Neil Howe is a renowned authority on generations and social change in America. An acclaimed bestselling author and speaker, he is the nation's leading thinker on today's generations—who they are, what motivates them, and how they will shape America's future.
A historian, economist, and demographer, Howe is also a recognized authority on global aging, long-term fiscal policy, and migration. He is a senior associate to the Center for Strategic and International Studies (CSIS) in Washington, D.C., where he helps direct the CSIS Global Aging Initiative.
Howe has written over a dozen books on generations, demographic change, and fiscal policy, many of them with William Strauss. Howe and Strauss' first book, Generations is a history of America told as a sequence of generational biographies. Vice President Al Gore called it "the most stimulating book on American history that I have ever read" and sent a copy to every member of Congress. Newt Gingrich called it "an intellectual tour de force." Of their book, The Fourth Turning, The Boston Globe wrote, "If Howe and Strauss are right, they will take their place among the great American prophets."
Howe and Strauss originally coined the term "Millennial Generation" in 1991, and wrote the pioneering book on this generation, Millennials Rising. His work has been featured frequently in the media, including USA Today, CNN, the New York Times, and CBS' 60 Minutes.
Previously, with Peter G. Peterson, Howe co-authored On Borrowed Time, a pioneering call for budgetary reform and The Graying of the Great Powers with Richard Jackson.

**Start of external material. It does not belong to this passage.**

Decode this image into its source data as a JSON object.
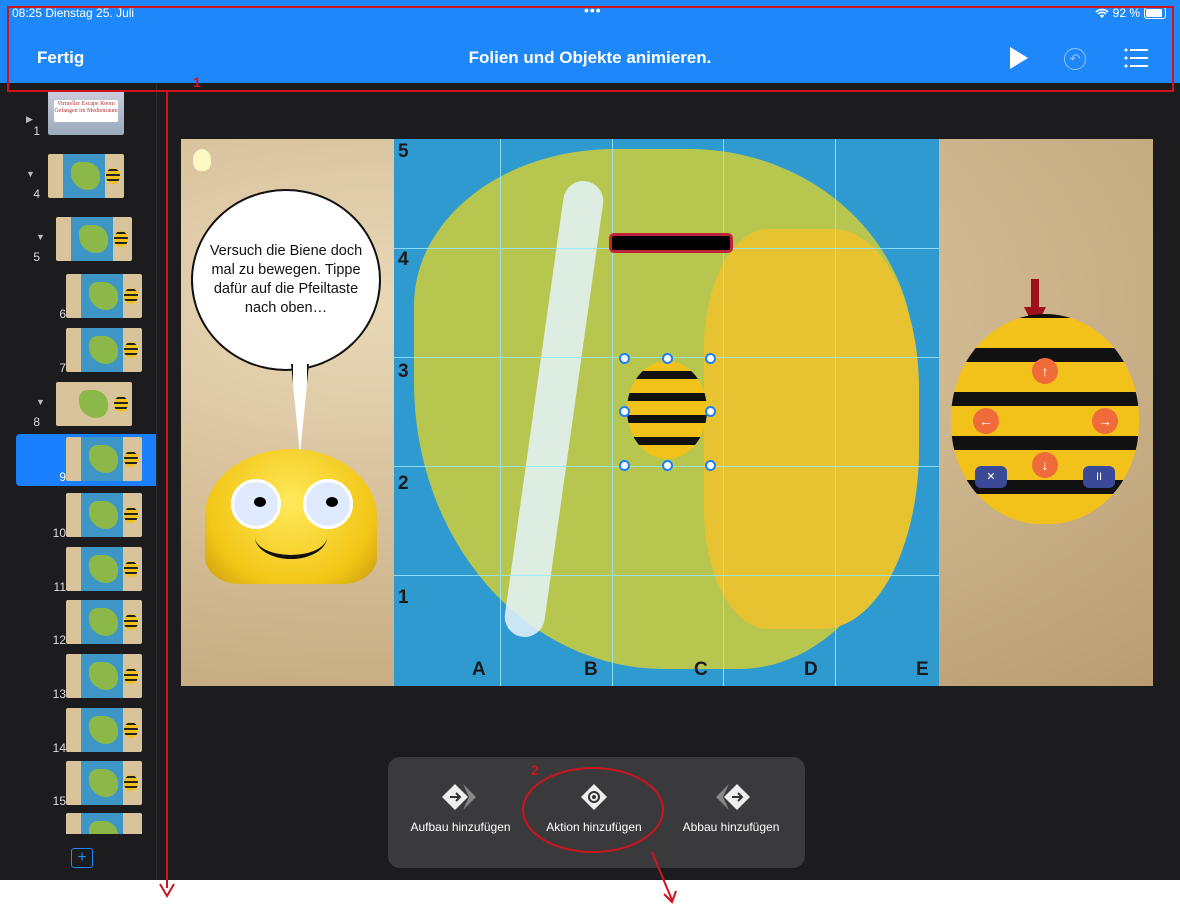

Howe received his B.A. at U.C. Berkeley and later earned graduate degrees in economics and history from Yale University.